Much like a previous red state (Kentucky), my opinion of the state greatly improves as you move further West (or in this case, Northwest). The scenery has drastically improved and the people's demeanor has changed for the most part, but then again.. it seems everyone near the Teton and Yellowstone Parks are from other states/countries. Towards the top of the pass, I found signs warning me of construction and telling me "Be Prepared To Stop." I was fine with stopping after climbing for the last hour. Luckily for Eastbounders, there's road construction on the Western side of the mountain and require you to throw your bike into a pilot car (or in this case, truck) and ride for a few miles. Unfortunately for me, I had to forgo the thrill/satisfaction of riding down the mountain I just climbed. Instead, I had to hold on for dear life and bounce around with my bike on bumpy dirt roads.
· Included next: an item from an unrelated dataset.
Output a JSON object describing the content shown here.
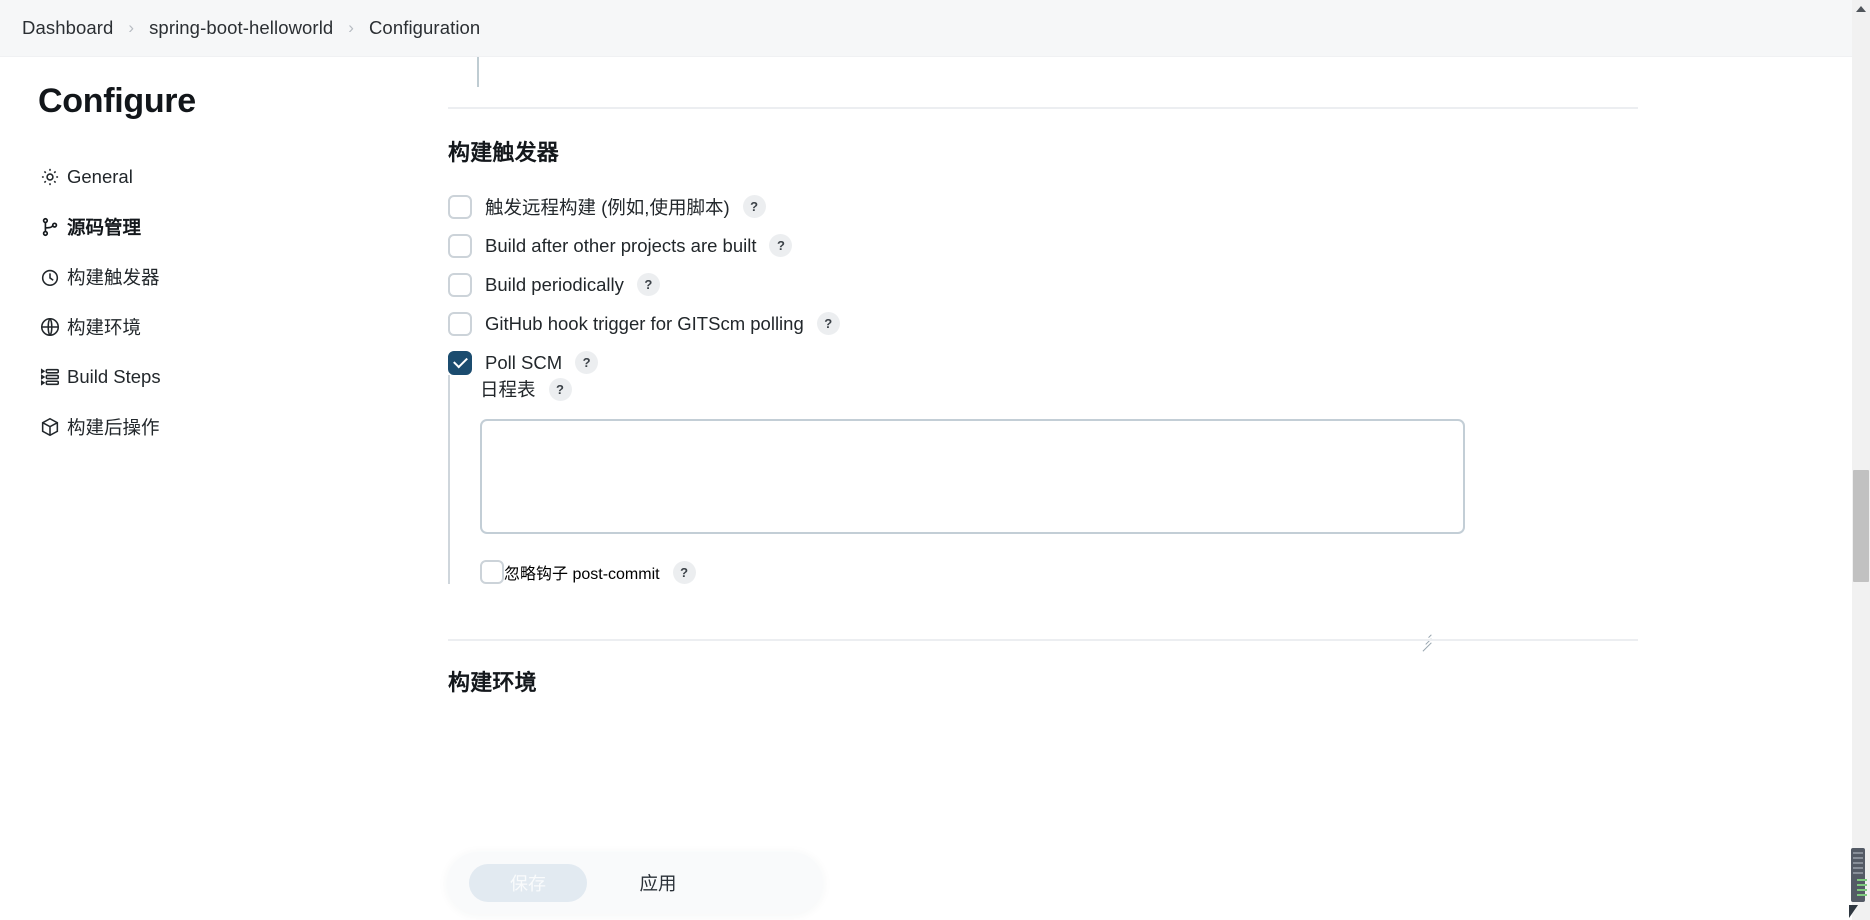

I was hoping I'd run into Chris & Chris on the top, but I never did. I headed down the rest of the mountain towards Moran Junction and found an impressive first view of the Grand Tetons. Accompanying this view, was an incredible headwind that would bring my fast descent to complete stops. I used these breaks in momentum as opportunities to snap photos. And snap photos I did! I'm apologizing right now for the overt amount of photographs I've taken today and will, most likely, tomorrow. I'm just afraid that these beautiful scenes of majestic nature will coax you to promptly leave your jobs/families and head west in a personal manifest destiny. Actually, who am I kidding? I want you to do just that!
I met Chris and Chris at a diner and we tried to stomach more food. I couldn't finish the fries I was eating and donated it to my friends. Fighting the wind again, we took into the valley and headed into the Grand Teton National Park. The Grand Tetons, when translated from French, virtually means "Big Breasts." Either the French were as immature as those who changed the rocks to "Fart Washakie," or they really thought it was a fitting name. I don't know.. all I know is that I was witnessing the most majestic/impressive mountains I've seen in my life (yes, they ousted the French Alps).
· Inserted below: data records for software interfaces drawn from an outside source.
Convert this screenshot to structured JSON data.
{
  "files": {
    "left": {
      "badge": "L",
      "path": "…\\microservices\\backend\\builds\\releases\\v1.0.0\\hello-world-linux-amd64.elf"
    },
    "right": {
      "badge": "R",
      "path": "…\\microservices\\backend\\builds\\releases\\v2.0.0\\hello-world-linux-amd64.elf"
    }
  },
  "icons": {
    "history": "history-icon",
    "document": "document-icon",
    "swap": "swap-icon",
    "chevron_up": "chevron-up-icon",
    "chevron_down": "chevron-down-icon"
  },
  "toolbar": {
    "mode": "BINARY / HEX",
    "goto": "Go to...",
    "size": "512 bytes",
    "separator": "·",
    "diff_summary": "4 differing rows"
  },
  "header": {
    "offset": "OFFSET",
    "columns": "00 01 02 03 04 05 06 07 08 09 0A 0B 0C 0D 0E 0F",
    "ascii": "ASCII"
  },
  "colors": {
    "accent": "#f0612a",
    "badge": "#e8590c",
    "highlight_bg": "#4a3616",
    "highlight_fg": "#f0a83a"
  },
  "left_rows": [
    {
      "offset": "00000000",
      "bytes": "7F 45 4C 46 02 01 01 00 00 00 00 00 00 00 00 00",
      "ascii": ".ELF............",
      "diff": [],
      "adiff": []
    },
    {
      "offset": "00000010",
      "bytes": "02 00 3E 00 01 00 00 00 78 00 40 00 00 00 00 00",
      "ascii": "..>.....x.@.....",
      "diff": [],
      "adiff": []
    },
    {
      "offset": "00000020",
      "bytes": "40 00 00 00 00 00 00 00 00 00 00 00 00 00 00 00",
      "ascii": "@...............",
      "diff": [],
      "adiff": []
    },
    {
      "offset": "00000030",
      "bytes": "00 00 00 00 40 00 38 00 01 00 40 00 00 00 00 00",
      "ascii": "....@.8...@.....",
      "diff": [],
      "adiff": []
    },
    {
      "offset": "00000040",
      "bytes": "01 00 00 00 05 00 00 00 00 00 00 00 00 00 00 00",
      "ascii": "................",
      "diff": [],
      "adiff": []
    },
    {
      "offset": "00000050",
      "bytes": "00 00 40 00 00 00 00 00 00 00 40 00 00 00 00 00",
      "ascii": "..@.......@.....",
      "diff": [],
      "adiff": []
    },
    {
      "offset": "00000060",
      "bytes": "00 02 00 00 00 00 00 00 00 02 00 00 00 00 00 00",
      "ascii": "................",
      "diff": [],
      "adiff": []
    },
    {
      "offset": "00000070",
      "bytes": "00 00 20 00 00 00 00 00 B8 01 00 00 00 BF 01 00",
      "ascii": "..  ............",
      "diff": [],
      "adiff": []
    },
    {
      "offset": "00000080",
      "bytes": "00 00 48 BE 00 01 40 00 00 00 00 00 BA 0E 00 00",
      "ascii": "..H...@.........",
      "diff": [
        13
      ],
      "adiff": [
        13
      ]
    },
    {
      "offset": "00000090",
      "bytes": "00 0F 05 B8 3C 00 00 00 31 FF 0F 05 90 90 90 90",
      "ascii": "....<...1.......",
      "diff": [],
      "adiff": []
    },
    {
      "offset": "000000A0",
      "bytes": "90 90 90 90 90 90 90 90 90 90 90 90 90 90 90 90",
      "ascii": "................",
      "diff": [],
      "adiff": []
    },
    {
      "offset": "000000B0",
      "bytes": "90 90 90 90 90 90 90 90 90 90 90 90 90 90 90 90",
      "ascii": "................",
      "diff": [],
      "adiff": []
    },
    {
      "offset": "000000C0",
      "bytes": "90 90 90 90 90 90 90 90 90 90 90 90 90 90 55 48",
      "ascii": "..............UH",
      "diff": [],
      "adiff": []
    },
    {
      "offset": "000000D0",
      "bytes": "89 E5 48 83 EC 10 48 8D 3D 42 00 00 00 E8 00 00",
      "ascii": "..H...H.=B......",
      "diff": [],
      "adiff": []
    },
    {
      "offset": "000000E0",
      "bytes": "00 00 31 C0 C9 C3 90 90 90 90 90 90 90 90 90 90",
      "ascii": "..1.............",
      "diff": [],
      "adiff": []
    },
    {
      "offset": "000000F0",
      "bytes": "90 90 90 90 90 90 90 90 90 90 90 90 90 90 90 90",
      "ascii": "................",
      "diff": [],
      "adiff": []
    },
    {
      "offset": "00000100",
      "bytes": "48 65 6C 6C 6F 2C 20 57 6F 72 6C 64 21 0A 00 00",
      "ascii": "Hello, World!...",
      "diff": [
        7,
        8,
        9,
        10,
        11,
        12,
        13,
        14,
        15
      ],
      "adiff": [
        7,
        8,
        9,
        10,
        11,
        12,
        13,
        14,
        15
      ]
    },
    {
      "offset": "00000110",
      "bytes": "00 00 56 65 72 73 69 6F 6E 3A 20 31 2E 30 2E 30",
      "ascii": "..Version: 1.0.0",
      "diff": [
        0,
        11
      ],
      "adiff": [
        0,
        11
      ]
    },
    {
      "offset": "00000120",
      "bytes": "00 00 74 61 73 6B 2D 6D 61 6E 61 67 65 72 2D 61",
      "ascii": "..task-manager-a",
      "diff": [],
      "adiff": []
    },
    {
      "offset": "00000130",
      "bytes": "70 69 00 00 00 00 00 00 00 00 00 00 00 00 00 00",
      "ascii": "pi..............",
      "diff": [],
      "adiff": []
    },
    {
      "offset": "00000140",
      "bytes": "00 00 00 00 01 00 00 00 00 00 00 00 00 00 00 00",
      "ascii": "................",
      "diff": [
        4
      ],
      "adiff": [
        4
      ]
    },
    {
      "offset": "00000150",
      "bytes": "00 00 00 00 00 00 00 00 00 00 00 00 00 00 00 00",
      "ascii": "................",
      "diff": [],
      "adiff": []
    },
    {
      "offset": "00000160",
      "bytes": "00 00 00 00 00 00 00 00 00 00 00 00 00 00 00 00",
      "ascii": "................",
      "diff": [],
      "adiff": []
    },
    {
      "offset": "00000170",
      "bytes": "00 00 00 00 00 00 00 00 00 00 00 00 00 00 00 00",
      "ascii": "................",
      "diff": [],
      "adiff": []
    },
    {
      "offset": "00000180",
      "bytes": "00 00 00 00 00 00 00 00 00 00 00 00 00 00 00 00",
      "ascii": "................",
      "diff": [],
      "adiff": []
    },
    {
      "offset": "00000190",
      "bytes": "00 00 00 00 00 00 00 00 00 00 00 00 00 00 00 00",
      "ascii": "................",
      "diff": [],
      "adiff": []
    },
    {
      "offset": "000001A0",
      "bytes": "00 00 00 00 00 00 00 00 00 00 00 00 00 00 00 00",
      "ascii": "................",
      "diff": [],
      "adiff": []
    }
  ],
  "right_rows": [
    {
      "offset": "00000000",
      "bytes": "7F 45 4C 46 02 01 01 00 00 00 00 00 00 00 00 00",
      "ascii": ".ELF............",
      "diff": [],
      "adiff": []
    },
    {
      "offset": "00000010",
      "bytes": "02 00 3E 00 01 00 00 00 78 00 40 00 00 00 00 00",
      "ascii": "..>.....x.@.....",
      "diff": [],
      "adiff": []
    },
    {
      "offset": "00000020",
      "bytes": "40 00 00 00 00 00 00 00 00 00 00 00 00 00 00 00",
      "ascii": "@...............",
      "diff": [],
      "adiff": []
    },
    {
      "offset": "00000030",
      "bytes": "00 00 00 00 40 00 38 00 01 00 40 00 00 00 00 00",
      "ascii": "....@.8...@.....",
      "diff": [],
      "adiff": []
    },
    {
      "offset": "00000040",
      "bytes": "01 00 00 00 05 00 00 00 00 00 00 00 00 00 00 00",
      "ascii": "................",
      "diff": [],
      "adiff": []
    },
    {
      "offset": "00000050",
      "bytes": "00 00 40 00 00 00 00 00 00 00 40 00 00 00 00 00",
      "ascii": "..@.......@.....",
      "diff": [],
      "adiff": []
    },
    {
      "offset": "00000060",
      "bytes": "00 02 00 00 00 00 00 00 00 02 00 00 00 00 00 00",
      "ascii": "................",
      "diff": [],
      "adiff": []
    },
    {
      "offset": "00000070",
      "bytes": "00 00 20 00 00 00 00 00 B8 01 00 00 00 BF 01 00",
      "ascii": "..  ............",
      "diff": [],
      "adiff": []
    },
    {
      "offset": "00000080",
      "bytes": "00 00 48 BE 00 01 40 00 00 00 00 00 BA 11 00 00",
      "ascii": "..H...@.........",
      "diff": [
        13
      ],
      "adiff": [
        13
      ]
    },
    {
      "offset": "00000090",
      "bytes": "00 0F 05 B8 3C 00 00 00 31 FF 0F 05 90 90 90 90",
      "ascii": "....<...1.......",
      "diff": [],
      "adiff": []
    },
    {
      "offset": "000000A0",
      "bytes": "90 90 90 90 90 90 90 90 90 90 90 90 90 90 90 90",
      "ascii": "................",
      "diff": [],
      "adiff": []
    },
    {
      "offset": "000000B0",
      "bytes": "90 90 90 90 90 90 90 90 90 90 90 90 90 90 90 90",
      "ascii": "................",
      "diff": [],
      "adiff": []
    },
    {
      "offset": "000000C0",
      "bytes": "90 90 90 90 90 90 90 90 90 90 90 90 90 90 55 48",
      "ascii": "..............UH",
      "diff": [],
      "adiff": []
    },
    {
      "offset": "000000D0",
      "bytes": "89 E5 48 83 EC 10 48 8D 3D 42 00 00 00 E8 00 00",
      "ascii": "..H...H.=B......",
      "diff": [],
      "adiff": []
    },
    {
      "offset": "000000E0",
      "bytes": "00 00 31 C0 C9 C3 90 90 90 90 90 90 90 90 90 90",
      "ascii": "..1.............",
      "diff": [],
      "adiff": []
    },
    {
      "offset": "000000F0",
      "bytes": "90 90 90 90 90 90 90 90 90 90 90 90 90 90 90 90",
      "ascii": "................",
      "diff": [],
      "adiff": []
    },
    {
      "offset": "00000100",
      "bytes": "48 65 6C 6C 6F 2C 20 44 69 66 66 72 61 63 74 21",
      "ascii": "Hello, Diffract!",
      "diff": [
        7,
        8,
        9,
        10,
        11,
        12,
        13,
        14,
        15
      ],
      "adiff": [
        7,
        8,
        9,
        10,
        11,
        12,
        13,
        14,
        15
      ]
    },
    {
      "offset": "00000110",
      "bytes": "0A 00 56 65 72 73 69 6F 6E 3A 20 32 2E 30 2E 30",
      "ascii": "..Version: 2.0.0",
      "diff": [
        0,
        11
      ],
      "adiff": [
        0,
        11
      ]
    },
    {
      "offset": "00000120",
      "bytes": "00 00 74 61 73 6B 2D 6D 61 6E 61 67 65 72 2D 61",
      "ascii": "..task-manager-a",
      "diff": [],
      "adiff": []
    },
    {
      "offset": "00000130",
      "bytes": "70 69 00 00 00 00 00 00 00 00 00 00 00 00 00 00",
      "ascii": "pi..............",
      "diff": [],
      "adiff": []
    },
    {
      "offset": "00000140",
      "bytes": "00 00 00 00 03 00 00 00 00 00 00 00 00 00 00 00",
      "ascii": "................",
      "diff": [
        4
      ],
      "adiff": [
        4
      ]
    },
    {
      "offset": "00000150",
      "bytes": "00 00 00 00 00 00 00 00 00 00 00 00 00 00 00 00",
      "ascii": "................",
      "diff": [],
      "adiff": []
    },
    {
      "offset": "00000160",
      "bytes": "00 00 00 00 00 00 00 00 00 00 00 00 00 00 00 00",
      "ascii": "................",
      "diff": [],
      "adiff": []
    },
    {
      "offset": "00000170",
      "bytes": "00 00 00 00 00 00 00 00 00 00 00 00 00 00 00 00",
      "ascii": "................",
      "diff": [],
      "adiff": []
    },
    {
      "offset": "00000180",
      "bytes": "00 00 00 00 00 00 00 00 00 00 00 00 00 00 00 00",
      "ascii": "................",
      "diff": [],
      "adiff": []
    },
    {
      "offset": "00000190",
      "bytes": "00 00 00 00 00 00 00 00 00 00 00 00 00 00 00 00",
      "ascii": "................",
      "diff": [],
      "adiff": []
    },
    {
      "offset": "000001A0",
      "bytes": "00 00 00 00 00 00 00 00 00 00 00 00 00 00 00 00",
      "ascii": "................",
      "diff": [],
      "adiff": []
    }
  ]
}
In the park, we found a campsite near Colter Bay. In spite of the extortionist price of 12 dollars per cyclist, we got a site and read up on the "Be Bear Aware" pamphlet the park ranger gave us. They have bear boxes for each site, where you place all your belongings that may attract a hungy grizzly or curious black bear. Unfortunately, the site they assigned to us had no such box! Therefore, we had to utilize a nearby site. The funny thing is, there were no other occupants all around us in the hiker/biker site, with the exception of a few curious deer. Christopher and I gathered sticks for firewood and pitched our tents. We later met Aaron and Saz and left to check out the local scene.
We hung out in the bay for a bit and took a few photos. Feeling the hunger pang, we headed to a somewhat poshy restaurant with horrible service. Aaron and I ordered eggplant pasta dishes with garlic bread, but our bread came in the form of two little stubs that resembled croutons. The waitress was somewhat sympathetic and helped us get a proper meal. With full stomachs, we hung out and chatted for about an hour. Finally, we setted back to the campsite and roasted some marshmellows.
It felt like a good night to end my ride with these guys. I'm heading all the way through the Yellowstone and into Montana tomorrow, while the rest of the guys are going to spend the next three days in the park. Chris and Aaron are going backcountry hiking/camping and the girls are going to relax with spa-like luxuries. I wish I had the time to stop and truly enjoy the scenery; however, I've made a plan and I've got to stick to it. Good night, and don't let the bears bite!